### Requirement
Copy every record below exactly, leaving out any pictures.
Data supplied section start
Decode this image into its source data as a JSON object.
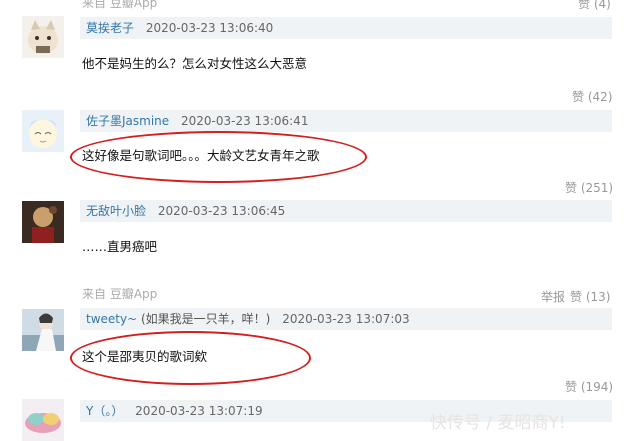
{
  "top_partial": {
    "from_label": "来自 豆瓣App",
    "votes": "赞 (4)"
  },
  "comments": [
    {
      "username": "莫挨老子",
      "time": "2020-03-23 13:06:40",
      "text": "他不是妈生的么？怎么对女性这么大恶意",
      "votes": "赞 (42)"
    },
    {
      "username": "佐子墨Jasmine",
      "time": "2020-03-23 13:06:41",
      "text": "这好像是句歌词吧。。。大龄文艺女青年之歌",
      "votes": "赞 (251)"
    },
    {
      "username": "无敌叶小脸",
      "time": "2020-03-23 13:06:45",
      "text": "……直男癌吧",
      "from_label": "来自 豆瓣App",
      "report_label": "举报",
      "votes": "赞 (13)"
    },
    {
      "username": "tweety~",
      "username_note": "(如果我是一只羊，咩！)",
      "time": "2020-03-23 13:07:03",
      "text": "这个是邵夷贝的歌词欸",
      "votes": "赞 (194)"
    },
    {
      "username": "Y（。）",
      "time": "2020-03-23 13:07:19"
    }
  ],
  "watermark": "快传号 / 麦昭商Y! ",
  "colors": {
    "annotation": "#d41f1f",
    "username": "#3377aa",
    "header_bg": "#f0f3f5"
  }
}
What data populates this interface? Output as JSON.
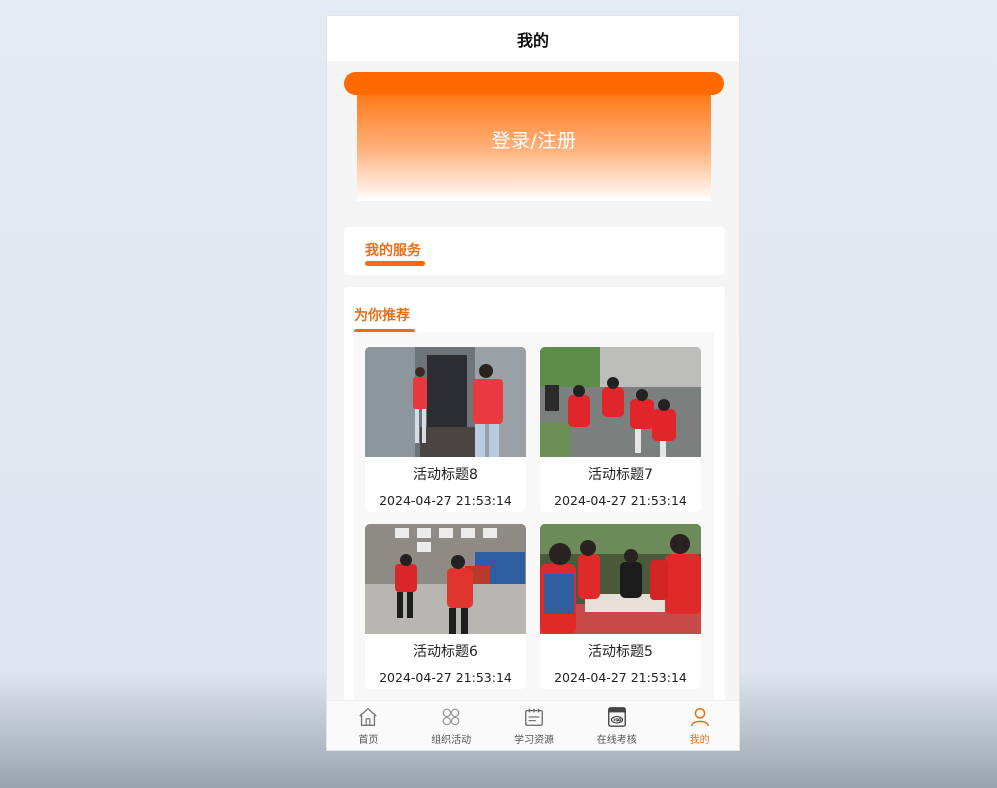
{
  "header": {
    "title": "我的"
  },
  "banner": {
    "login_label": "登录/注册"
  },
  "services": {
    "title": "我的服务"
  },
  "recommend": {
    "title": "为你推荐",
    "items": [
      {
        "title": "活动标题8",
        "time": "2024-04-27 21:53:14"
      },
      {
        "title": "活动标题7",
        "time": "2024-04-27 21:53:14"
      },
      {
        "title": "活动标题6",
        "time": "2024-04-27 21:53:14"
      },
      {
        "title": "活动标题5",
        "time": "2024-04-27 21:53:14"
      }
    ]
  },
  "tabbar": {
    "items": [
      {
        "label": "首页",
        "icon": "home-icon"
      },
      {
        "label": "组织活动",
        "icon": "grid-flower-icon"
      },
      {
        "label": "学习资源",
        "icon": "calendar-book-icon"
      },
      {
        "label": "在线考核",
        "icon": "exam-score-icon"
      },
      {
        "label": "我的",
        "icon": "user-icon"
      }
    ],
    "active_index": 4
  },
  "colors": {
    "accent": "#ff6a00",
    "accent_text": "#e8701a"
  }
}
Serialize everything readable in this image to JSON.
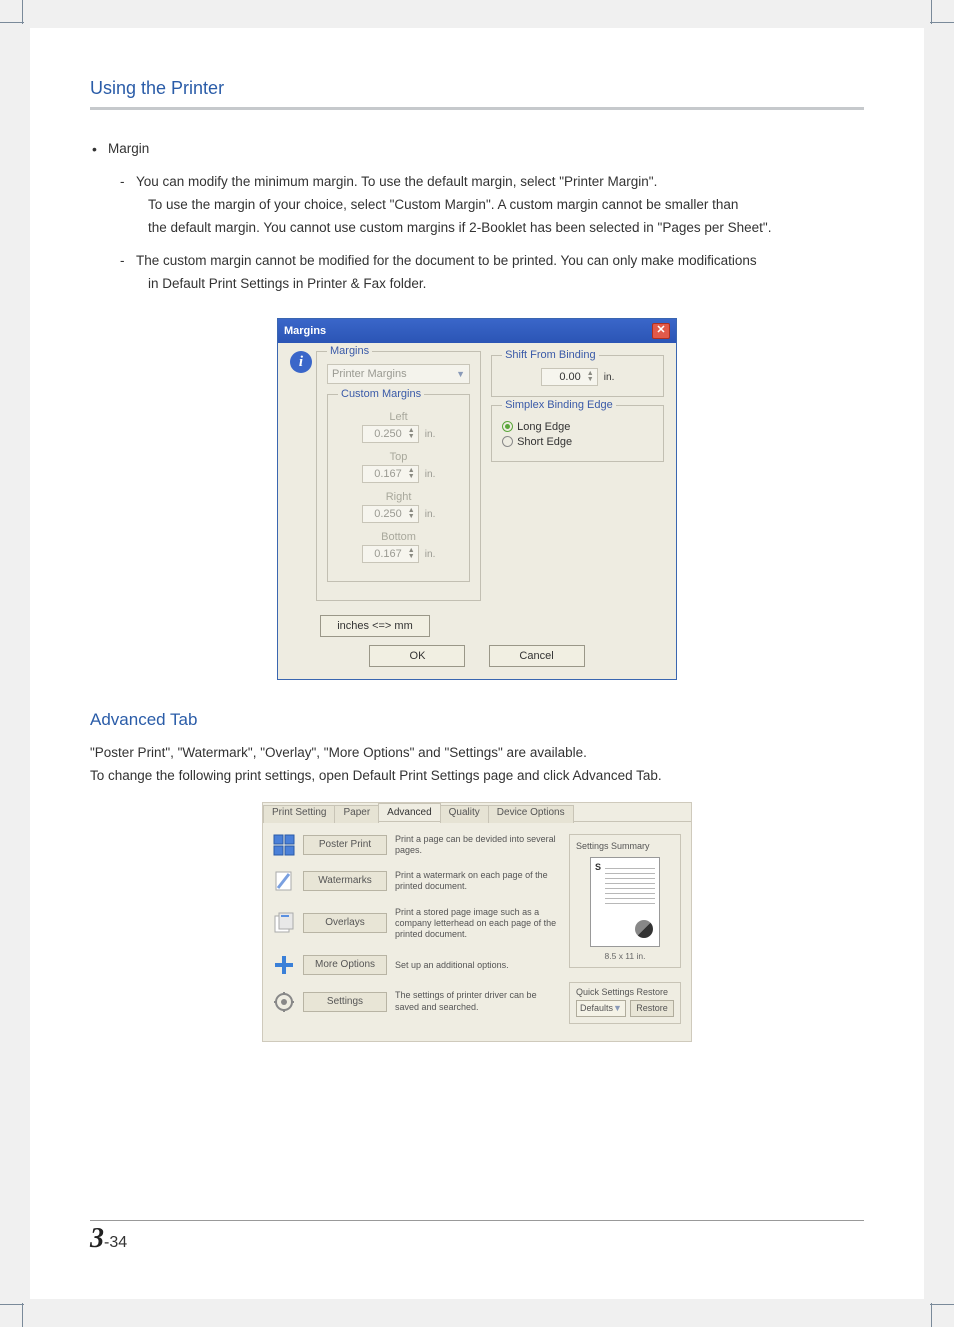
{
  "header": {
    "section_title": "Using the Printer"
  },
  "body": {
    "bullet_title": "Margin",
    "dash1_line1": "You can modify the minimum margin. To use the default margin, select \"Printer Margin\".",
    "dash1_line2": "To use the margin of your choice, select \"Custom Margin\". A custom margin cannot be smaller than",
    "dash1_line3": "the default margin. You cannot use custom margins if 2-Booklet has been selected in \"Pages per Sheet\".",
    "dash2_line1": "The custom margin cannot be modified for the document to be printed. You can only make modifications",
    "dash2_line2": " in Default Print Settings in Printer & Fax folder."
  },
  "margins_dialog": {
    "title": "Margins",
    "info_badge": "i",
    "margins_legend": "Margins",
    "dropdown_value": "Printer Margins",
    "custom_legend": "Custom Margins",
    "left_label": "Left",
    "left_value": "0.250",
    "left_unit": "in.",
    "top_label": "Top",
    "top_value": "0.167",
    "top_unit": "in.",
    "right_label": "Right",
    "right_value": "0.250",
    "right_unit": "in.",
    "bottom_label": "Bottom",
    "bottom_value": "0.167",
    "bottom_unit": "in.",
    "shift_legend": "Shift From Binding",
    "shift_value": "0.00",
    "shift_unit": "in.",
    "simplex_legend": "Simplex Binding Edge",
    "radio_long": "Long Edge",
    "radio_short": "Short Edge",
    "units_btn": "inches <=> mm",
    "ok_btn": "OK",
    "cancel_btn": "Cancel"
  },
  "advanced": {
    "heading": "Advanced Tab",
    "p1": "\"Poster Print\", \"Watermark\", \"Overlay\", \"More Options\" and \"Settings\" are available.",
    "p2": "To change the following print settings, open Default Print Settings page and click Advanced Tab."
  },
  "adv_panel": {
    "tabs": {
      "print_setting": "Print Setting",
      "paper": "Paper",
      "advanced": "Advanced",
      "quality": "Quality",
      "device_options": "Device Options"
    },
    "rows": [
      {
        "btn": "Poster Print",
        "desc": "Print a page can be devided into several pages."
      },
      {
        "btn": "Watermarks",
        "desc": "Print a watermark on each page of the printed document."
      },
      {
        "btn": "Overlays",
        "desc": "Print a stored page image such as a company letterhead on each page of the printed document."
      },
      {
        "btn": "More Options",
        "desc": "Set up an additional options."
      },
      {
        "btn": "Settings",
        "desc": "The settings of printer driver can be saved and searched."
      }
    ],
    "summary": {
      "title": "Settings Summary",
      "s_label": "S",
      "paper_size": "8.5 x 11 in."
    },
    "restore": {
      "title": "Quick Settings Restore",
      "select_value": "Defaults",
      "btn": "Restore"
    }
  },
  "footer": {
    "chapter": "3",
    "page": "-34"
  }
}
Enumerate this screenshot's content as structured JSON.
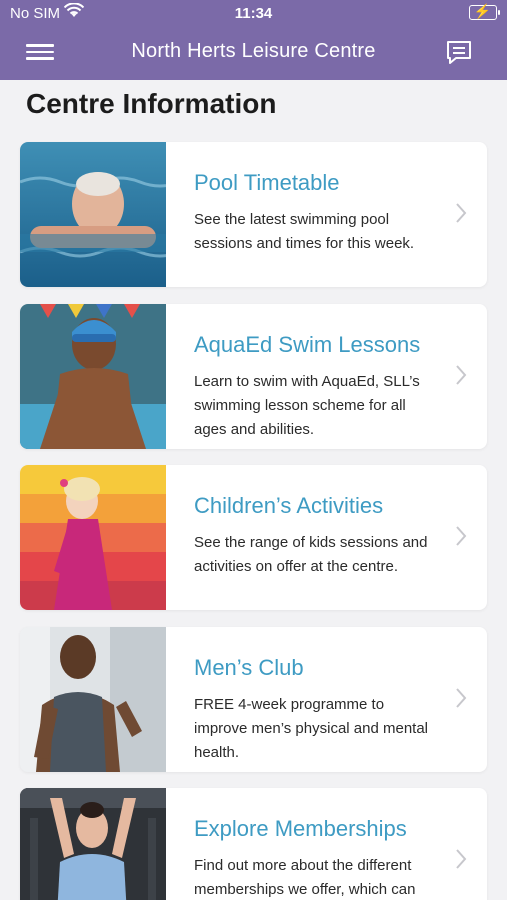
{
  "status": {
    "carrier": "No SIM",
    "time": "11:34",
    "battery_glyph": "⚡"
  },
  "header": {
    "title": "North Herts Leisure Centre",
    "menu_icon": "hamburger-menu-icon",
    "chat_icon": "message-icon"
  },
  "page": {
    "title": "Centre Information"
  },
  "cards": [
    {
      "title": "Pool Timetable",
      "desc": "See the latest swimming pool sessions and times for this week."
    },
    {
      "title": "AquaEd Swim Lessons",
      "desc": "Learn to swim with AquaEd, SLL’s swimming lesson scheme for all ages and abilities."
    },
    {
      "title": "Children’s Activities",
      "desc": "See the range of kids sessions and activities on offer at the centre."
    },
    {
      "title": "Men’s Club",
      "desc": "FREE 4-week programme to improve men’s physical and mental health."
    },
    {
      "title": "Explore Memberships",
      "desc": "Find out more about the different memberships we offer, which can include a range of activities."
    }
  ],
  "colors": {
    "header": "#7b6aa8",
    "accent": "#3e9bc3",
    "background": "#f2f2f4"
  }
}
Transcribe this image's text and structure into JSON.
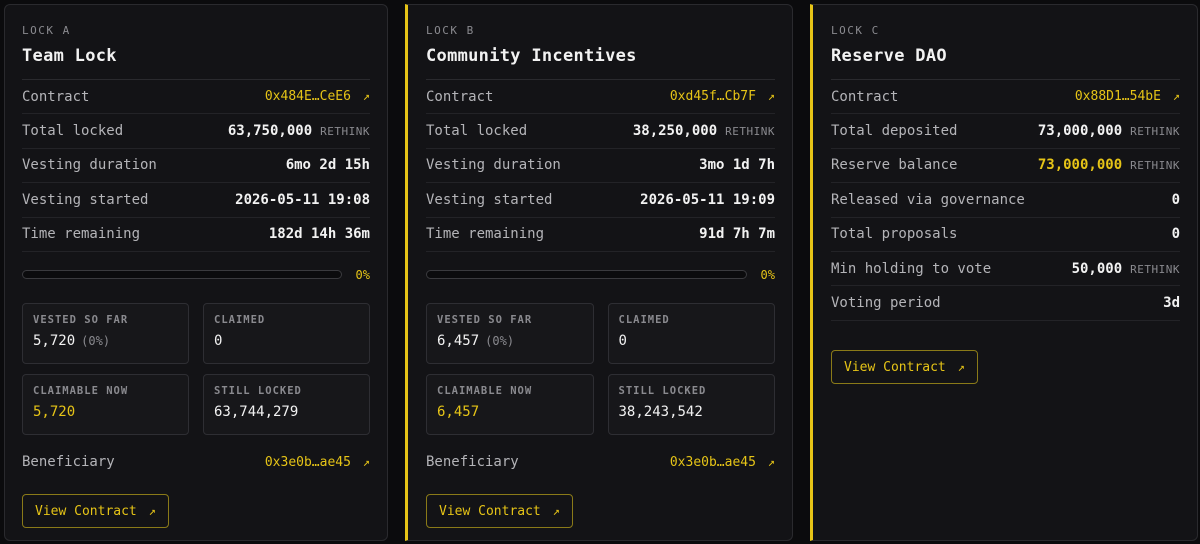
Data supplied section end
### Expected output
Decode this image into its source data as a JSON object.
{
  "top_partial": {
    "from_label": "来自 豆瓣App",
    "votes": "赞 (4)"
  },
  "comments": [
    {
      "username": "莫挨老子",
      "time": "2020-03-23 13:06:40",
      "text": "他不是妈生的么？怎么对女性这么大恶意",
      "votes": "赞 (42)"
    },
    {
      "username": "佐子墨Jasmine",
      "time": "2020-03-23 13:06:41",
      "text": "这好像是句歌词吧。。。大龄文艺女青年之歌",
      "votes": "赞 (251)"
    },
    {
      "username": "无敌叶小脸",
      "time": "2020-03-23 13:06:45",
      "text": "……直男癌吧",
      "from_label": "来自 豆瓣App",
      "report_label": "举报",
      "votes": "赞 (13)"
    },
    {
      "username": "tweety~",
      "username_note": "(如果我是一只羊，咩！)",
      "time": "2020-03-23 13:07:03",
      "text": "这个是邵夷贝的歌词欸",
      "votes": "赞 (194)"
    },
    {
      "username": "Y（。）",
      "time": "2020-03-23 13:07:19"
    }
  ],
  "watermark": "快传号 / 麦昭商Y! ",
  "colors": {
    "annotation": "#d41f1f",
    "username": "#3377aa",
    "header_bg": "#f0f3f5"
  }
}
What data populates this interface? Output as JSON.
{
  "header": {
    "title": "我的"
  },
  "banner": {
    "login_label": "登录/注册"
  },
  "services": {
    "title": "我的服务"
  },
  "recommend": {
    "title": "为你推荐",
    "items": [
      {
        "title": "活动标题8",
        "time": "2024-04-27 21:53:14"
      },
      {
        "title": "活动标题7",
        "time": "2024-04-27 21:53:14"
      },
      {
        "title": "活动标题6",
        "time": "2024-04-27 21:53:14"
      },
      {
        "title": "活动标题5",
        "time": "2024-04-27 21:53:14"
      }
    ]
  },
  "tabbar": {
    "items": [
      {
        "label": "首页",
        "icon": "home-icon"
      },
      {
        "label": "组织活动",
        "icon": "grid-flower-icon"
      },
      {
        "label": "学习资源",
        "icon": "calendar-book-icon"
      },
      {
        "label": "在线考核",
        "icon": "exam-score-icon"
      },
      {
        "label": "我的",
        "icon": "user-icon"
      }
    ],
    "active_index": 4
  },
  "colors": {
    "accent": "#ff6a00",
    "accent_text": "#e8701a"
  }
}
Serialize everything readable in this image to JSON.
{
  "header": {
    "section_title": "Using the Printer"
  },
  "body": {
    "bullet_title": "Margin",
    "dash1_line1": "You can modify the minimum margin. To use the default margin, select \"Printer Margin\".",
    "dash1_line2": "To use the margin of your choice, select \"Custom Margin\". A custom margin cannot be smaller than",
    "dash1_line3": "the default margin. You cannot use custom margins if 2-Booklet has been selected in \"Pages per Sheet\".",
    "dash2_line1": "The custom margin cannot be modified for the document to be printed. You can only make modifications",
    "dash2_line2": " in Default Print Settings in Printer & Fax folder."
  },
  "margins_dialog": {
    "title": "Margins",
    "info_badge": "i",
    "margins_legend": "Margins",
    "dropdown_value": "Printer Margins",
    "custom_legend": "Custom Margins",
    "left_label": "Left",
    "left_value": "0.250",
    "left_unit": "in.",
    "top_label": "Top",
    "top_value": "0.167",
    "top_unit": "in.",
    "right_label": "Right",
    "right_value": "0.250",
    "right_unit": "in.",
    "bottom_label": "Bottom",
    "bottom_value": "0.167",
    "bottom_unit": "in.",
    "shift_legend": "Shift From Binding",
    "shift_value": "0.00",
    "shift_unit": "in.",
    "simplex_legend": "Simplex Binding Edge",
    "radio_long": "Long Edge",
    "radio_short": "Short Edge",
    "units_btn": "inches <=> mm",
    "ok_btn": "OK",
    "cancel_btn": "Cancel"
  },
  "advanced": {
    "heading": "Advanced Tab",
    "p1": "\"Poster Print\", \"Watermark\", \"Overlay\", \"More Options\" and \"Settings\" are available.",
    "p2": "To change the following print settings, open Default Print Settings page and click Advanced Tab."
  },
  "adv_panel": {
    "tabs": {
      "print_setting": "Print Setting",
      "paper": "Paper",
      "advanced": "Advanced",
      "quality": "Quality",
      "device_options": "Device Options"
    },
    "rows": [
      {
        "btn": "Poster Print",
        "desc": "Print a page can be devided into several pages."
      },
      {
        "btn": "Watermarks",
        "desc": "Print a watermark on each page of the printed document."
      },
      {
        "btn": "Overlays",
        "desc": "Print a stored page image such as a company letterhead on each page of the printed document."
      },
      {
        "btn": "More Options",
        "desc": "Set up an additional options."
      },
      {
        "btn": "Settings",
        "desc": "The settings of printer driver can be saved and searched."
      }
    ],
    "summary": {
      "title": "Settings Summary",
      "s_label": "S",
      "paper_size": "8.5 x 11 in."
    },
    "restore": {
      "title": "Quick Settings Restore",
      "select_value": "Defaults",
      "btn": "Restore"
    }
  },
  "footer": {
    "chapter": "3",
    "page": "-34"
  }
}
Enumerate this screenshot's content as structured JSON.
{
  "status": {
    "carrier": "No SIM",
    "time": "11:34",
    "battery_glyph": "⚡"
  },
  "header": {
    "title": "North Herts Leisure Centre",
    "menu_icon": "hamburger-menu-icon",
    "chat_icon": "message-icon"
  },
  "page": {
    "title": "Centre Information"
  },
  "cards": [
    {
      "title": "Pool Timetable",
      "desc": "See the latest swimming pool sessions and times for this week."
    },
    {
      "title": "AquaEd Swim Lessons",
      "desc": "Learn to swim with AquaEd, SLL’s swimming lesson scheme for all ages and abilities."
    },
    {
      "title": "Children’s Activities",
      "desc": "See the range of kids sessions and activities on offer at the centre."
    },
    {
      "title": "Men’s Club",
      "desc": "FREE 4-week programme to improve men’s physical and mental health."
    },
    {
      "title": "Explore Memberships",
      "desc": "Find out more about the different memberships we offer, which can include a range of activities."
    }
  ],
  "colors": {
    "header": "#7b6aa8",
    "accent": "#3e9bc3",
    "background": "#f2f2f4"
  }
}
Transcribe this image's text and structure into JSON.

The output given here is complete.